Developer: City Interactive
Publisher: City Interactive
To be released: November 2011
In Combat Wings
, you play as Allied forces from four different campaign perspectives: American, British, Russian, and Australian. Each campaign narrative is self-contained, similar to pre-Modern Warfare
Call of Duty
games. You won't be able to play as the Axis powers, but you will be able to fly Axis planes since certain mission have you commandeering them. Overall there will be fifty planes from a good variety of countries including Poland, France, Romania, and the main Axis and Allied countries. The better planes in the game are unlocked by completing secondary mission objectives, which you can take back into previously completed missions.
Since this is a flight game, nailing smooth controls is particularly important. City Interactive is taking this opportunity to integrate PlayStation Move support to offer a more natural way to control the game. When using Move, the navigation controller controls your throttle and you use the wand to steer the plane.
The mission that was being demoed with the PS Move had us doing a variety of things from dogfights to bombing runs, and it all seemed a little janky at first. Using the wand to steer the plane, I always found myself overshooting ground targets and never able to keep a steady beat on enemy planes. I should add though that when of the guys from City Interactive played he didn't have as much trouble as I did. Once I got my hands on an Xbox 360 controller though, the controls felt infinitely better.
The second mission we played was a straight forward aerial dog fight taking place in the Pacific theater. In this mission, City showed Combat Wings's
flight assist mechanic, Ace Mode. One of City Interactive's big push for this game is to show the intimate nature of air combat in WWII. Without the luxuries of modern drones and the like, pilots had to get really close to targets to take them out. Close enough even that you could see the other pilots face in the cockpit.
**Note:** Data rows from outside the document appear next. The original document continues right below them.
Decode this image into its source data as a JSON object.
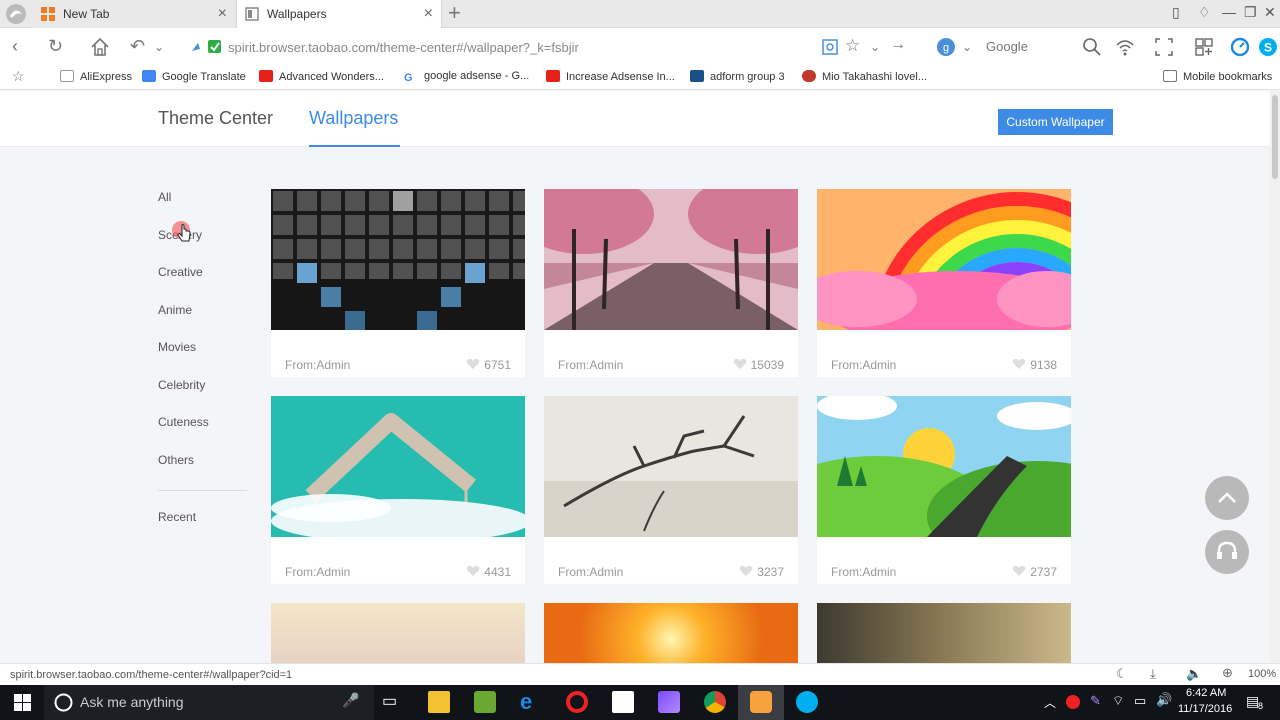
{
  "browser": {
    "tabs": [
      {
        "title": "New Tab",
        "active": false
      },
      {
        "title": "Wallpapers",
        "active": true
      }
    ],
    "url": "spirit.browser.taobao.com/theme-center#/wallpaper?_k=fsbjir",
    "search_engine": "Google",
    "bookmarks": [
      {
        "label": "AliExpress",
        "color": "#888888"
      },
      {
        "label": "Google Translate",
        "color": "#4285f4"
      },
      {
        "label": "Advanced Wonders...",
        "color": "#e62117"
      },
      {
        "label": "google adsense - G...",
        "color": "#4285f4"
      },
      {
        "label": "Increase Adsense In...",
        "color": "#e62117"
      },
      {
        "label": "adform group 3",
        "color": "#1b4f8a"
      },
      {
        "label": "Mio Takahashi lovel...",
        "color": "#c0392b"
      }
    ],
    "mobile_bookmarks": "Mobile bookmarks",
    "status_url": "spirit.browser.taobao.com/theme-center#/wallpaper?cid=1",
    "zoom": "100%"
  },
  "page": {
    "header_title": "Theme Center",
    "active_tab": "Wallpapers",
    "custom_button": "Custom Wallpaper",
    "categories": [
      "All",
      "Scenery",
      "Creative",
      "Anime",
      "Movies",
      "Celebrity",
      "Cuteness",
      "Others"
    ],
    "recent": "Recent",
    "wallpapers": [
      {
        "from": "From:Admin",
        "likes": "6751",
        "subject": "dark tiles"
      },
      {
        "from": "From:Admin",
        "likes": "15039",
        "subject": "cherry blossom avenue"
      },
      {
        "from": "From:Admin",
        "likes": "9138",
        "subject": "rainbow clouds"
      },
      {
        "from": "From:Admin",
        "likes": "4431",
        "subject": "floating frame"
      },
      {
        "from": "From:Admin",
        "likes": "3237",
        "subject": "driftwood beach"
      },
      {
        "from": "From:Admin",
        "likes": "2737",
        "subject": "cartoon hills"
      }
    ]
  },
  "taskbar": {
    "search_placeholder": "Ask me anything",
    "time": "6:42 AM",
    "date": "11/17/2016",
    "notifications": "8"
  },
  "colors": {
    "accent": "#3d8be4",
    "taskbar": "#101317"
  }
}
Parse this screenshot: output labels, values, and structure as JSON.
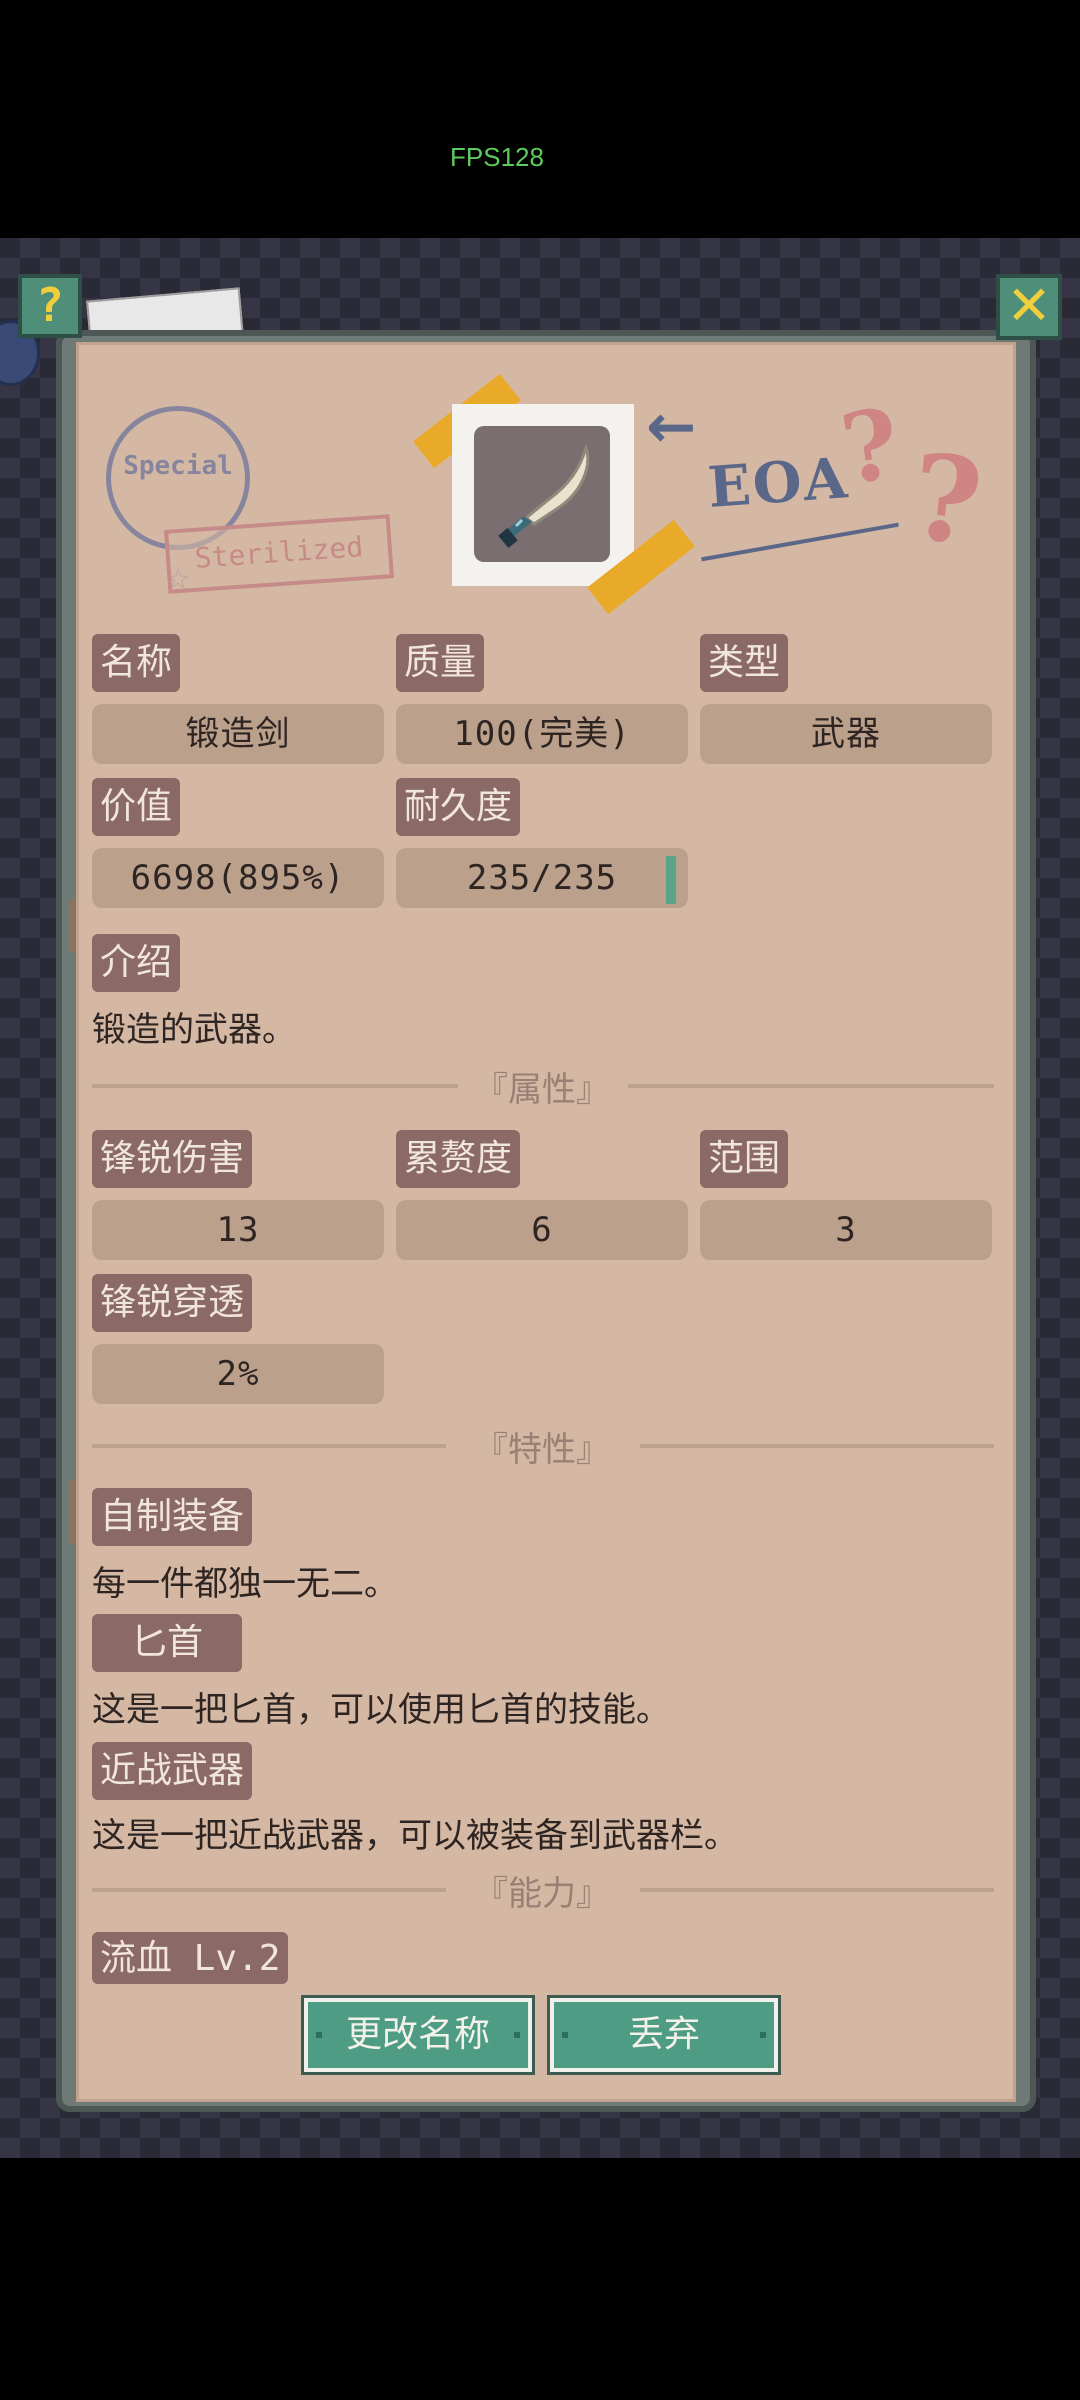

Ace Mode is City's way of conveying this type of intensity. By holding down the left trigger, Ace Mode steers you fast and hard towards your nearest primary objective. It's a great idea and tool but I found myself using it more as a crutch. Since your usage of Ace mode is governed by a regenerating meter, I found myself spamming the hell out of it as it was the quickest method to finish objectives.